**Dataset rows for apps and sites**

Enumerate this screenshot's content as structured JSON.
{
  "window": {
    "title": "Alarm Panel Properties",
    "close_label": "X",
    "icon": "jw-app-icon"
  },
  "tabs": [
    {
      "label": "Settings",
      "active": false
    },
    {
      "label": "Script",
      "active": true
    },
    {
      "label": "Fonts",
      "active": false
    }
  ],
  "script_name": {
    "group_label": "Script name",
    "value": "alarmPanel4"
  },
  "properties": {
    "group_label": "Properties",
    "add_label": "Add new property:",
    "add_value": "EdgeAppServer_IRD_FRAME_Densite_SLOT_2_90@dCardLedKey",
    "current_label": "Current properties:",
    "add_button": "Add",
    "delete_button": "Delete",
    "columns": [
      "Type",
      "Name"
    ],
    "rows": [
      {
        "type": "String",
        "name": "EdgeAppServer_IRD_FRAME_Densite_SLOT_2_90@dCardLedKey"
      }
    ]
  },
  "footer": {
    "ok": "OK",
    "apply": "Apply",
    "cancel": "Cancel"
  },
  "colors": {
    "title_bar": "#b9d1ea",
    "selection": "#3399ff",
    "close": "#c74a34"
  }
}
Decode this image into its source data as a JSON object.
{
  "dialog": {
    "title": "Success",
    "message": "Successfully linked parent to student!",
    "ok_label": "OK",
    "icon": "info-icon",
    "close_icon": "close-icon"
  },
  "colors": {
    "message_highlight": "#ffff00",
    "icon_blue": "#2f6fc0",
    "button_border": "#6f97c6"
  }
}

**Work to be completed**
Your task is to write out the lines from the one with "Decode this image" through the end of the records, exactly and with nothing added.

**Solution to the problem**
Decode this image into its source data as a JSON object.
{
  "dialog": {
    "title": "Success",
    "message": "Successfully linked parent to student!",
    "ok_label": "OK",
    "icon": "info-icon",
    "close_icon": "close-icon"
  },
  "colors": {
    "message_highlight": "#ffff00",
    "icon_blue": "#2f6fc0",
    "button_border": "#6f97c6"
  }
}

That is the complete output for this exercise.